of the child.

             b. T.C.A. 37-1-807

       With regard to a parent’s financial obligations, the order may specify that

the parent pay a reasonable sum that will cover in whole or in part the support or

medical treatment of the child. Further, the permanent guardian shall not be

precluded from receiving (1) child support money paid to the child’s parent under

the terms of any statutory benefit or insurance system or any private contract,

settlement, agreement, court order, devise, trust, conservatorship, or

custodianship, (2) money or (3) property of the child.

   IV.      Rights and Responsibilities of the Permanent Guardian (Found in

            T.C.A. § 37-1-804)

         According to the law, a qualified individual who seeks appointment as a

permanent guardian has a number of specific rights and responsibilities to

ensure the proper care and welfare of the child placed in the guardian’s custody:

(1) protect, nurture, discipline, and educate the child; (2) provide food, clothing,

shelter, education and health care (including medical, dental, and mental health)

for the child; (3) consent to health care without liability related to the giving of

consent for injury to the child resulting from a third party’s negligence unless a

parent would have been liable under the circumstances (however, the guardian is

not liable to third parties by reason of his or her relationship with the child for acts

of the child); (4) authorize a release of health care and education information; (5)

authorize a release of information when the consent of a parent is required by

law, regulation, or policy; (6) consent to the child’s social and school activities; (7)

consent to military enlistment or marriage; (8) obtain representation for the child

in legal actions; (9) determine the nature and extent of the child’s contact with

other persons; (10) make decisions regarding travel; and (11) manage the child’s

income and assets.

   V.       Modification or Termination of the Permanent Guardianship

            (Found in T.C.A. § 37-1-806)

         Modification or termination of the permanent guardianship may be

requested by the permanent guardian, the child, if sixteen (16) years of age or

older, the parent, the state, or the court on its own initiative. Modification of an

order for visitation or contact, as well any other modification, shall be based on a

finding, by a preponderance of the evidence, that there has been a substantial

change of material circumstances, and that the proposed modification is in

the best interests of the child. Modification or termination of the permanent

guardianship order can also be based upon a determination that one or more of

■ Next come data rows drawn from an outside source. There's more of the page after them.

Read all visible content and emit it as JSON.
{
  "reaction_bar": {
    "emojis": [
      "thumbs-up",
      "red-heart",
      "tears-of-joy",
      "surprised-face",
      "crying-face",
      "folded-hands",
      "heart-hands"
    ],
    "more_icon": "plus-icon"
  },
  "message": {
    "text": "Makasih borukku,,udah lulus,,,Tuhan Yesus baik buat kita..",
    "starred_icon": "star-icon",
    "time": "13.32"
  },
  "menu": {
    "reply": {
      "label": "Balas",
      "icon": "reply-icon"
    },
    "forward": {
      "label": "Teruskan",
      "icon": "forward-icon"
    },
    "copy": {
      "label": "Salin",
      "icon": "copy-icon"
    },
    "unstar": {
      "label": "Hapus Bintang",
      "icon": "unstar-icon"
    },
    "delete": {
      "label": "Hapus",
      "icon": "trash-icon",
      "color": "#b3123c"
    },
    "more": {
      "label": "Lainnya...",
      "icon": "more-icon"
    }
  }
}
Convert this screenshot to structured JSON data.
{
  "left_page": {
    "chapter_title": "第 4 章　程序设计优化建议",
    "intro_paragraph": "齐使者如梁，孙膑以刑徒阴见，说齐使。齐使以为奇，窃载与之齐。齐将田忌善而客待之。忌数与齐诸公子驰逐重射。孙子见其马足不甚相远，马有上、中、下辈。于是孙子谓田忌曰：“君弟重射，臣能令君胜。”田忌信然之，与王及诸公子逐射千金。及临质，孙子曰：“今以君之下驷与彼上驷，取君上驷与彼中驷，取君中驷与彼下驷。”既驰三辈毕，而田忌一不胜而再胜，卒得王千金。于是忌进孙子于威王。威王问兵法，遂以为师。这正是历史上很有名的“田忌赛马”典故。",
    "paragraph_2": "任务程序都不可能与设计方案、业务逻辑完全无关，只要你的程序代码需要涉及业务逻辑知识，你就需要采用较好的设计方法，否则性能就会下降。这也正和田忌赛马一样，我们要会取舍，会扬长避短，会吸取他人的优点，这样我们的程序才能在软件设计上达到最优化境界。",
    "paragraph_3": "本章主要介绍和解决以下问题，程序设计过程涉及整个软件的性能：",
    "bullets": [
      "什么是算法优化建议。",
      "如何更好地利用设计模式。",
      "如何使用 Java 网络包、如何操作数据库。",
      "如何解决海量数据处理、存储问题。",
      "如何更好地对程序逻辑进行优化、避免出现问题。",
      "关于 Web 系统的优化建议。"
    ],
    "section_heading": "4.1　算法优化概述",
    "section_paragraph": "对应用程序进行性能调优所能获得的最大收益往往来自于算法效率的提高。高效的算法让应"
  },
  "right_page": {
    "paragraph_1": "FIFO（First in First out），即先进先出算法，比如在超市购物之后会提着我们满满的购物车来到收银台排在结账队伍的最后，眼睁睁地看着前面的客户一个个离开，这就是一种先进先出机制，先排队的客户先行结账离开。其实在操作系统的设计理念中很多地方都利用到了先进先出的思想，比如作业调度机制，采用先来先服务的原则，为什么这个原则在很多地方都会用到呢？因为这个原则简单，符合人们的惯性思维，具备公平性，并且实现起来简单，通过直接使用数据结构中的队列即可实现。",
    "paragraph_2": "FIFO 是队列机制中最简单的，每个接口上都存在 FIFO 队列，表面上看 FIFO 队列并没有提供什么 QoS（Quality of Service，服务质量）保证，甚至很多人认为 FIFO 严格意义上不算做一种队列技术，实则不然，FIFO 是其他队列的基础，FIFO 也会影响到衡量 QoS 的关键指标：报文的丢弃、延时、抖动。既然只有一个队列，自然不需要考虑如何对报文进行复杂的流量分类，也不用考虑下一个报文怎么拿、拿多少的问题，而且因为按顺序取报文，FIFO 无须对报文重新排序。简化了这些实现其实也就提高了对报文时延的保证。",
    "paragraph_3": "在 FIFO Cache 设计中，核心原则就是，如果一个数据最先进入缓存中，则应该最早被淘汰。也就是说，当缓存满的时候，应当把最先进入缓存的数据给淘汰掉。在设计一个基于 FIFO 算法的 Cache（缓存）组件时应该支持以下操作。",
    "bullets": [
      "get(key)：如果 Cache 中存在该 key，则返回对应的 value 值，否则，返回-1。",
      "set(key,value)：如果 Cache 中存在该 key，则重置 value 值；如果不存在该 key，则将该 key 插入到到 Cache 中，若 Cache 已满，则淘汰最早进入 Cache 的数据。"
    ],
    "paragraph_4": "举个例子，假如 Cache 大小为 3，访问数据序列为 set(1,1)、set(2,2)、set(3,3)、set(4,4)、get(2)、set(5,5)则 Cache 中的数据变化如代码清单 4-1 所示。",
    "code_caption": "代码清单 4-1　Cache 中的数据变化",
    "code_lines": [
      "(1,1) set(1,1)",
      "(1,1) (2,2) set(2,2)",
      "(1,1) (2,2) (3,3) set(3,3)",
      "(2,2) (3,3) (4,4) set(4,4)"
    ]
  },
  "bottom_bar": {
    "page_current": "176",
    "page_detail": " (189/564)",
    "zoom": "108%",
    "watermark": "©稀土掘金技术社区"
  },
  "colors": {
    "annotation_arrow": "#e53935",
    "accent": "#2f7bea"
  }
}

the findings upon which the guardianship was based no longer exists. In

determining whether there has been a substantial change in circumstances, the

court may consider whether the child’s parent is currently able and willing to care

for the child, or whether the permanent guardian is unable to continue to care for

the child.

   T.C.A. § 37-1-801 (2005).
   See Tomesha Faxio’s Memorandum, previously submitted at an earlier Kinship Summit advisory
meeting, for a more detailed examination of other available kinship placement alternatives.
   This determination can be made in a prior court action, or at the same time as the permanent guardianship
is being considered.
   T.C.A. § 37-1-805.
   The effect of the permanent guardianship on other benefits would depend on the particular circumstances
of the child and the caregiver.
   A permanent guardianship order does not terminate parental rights. See Section III of this memo for
further information.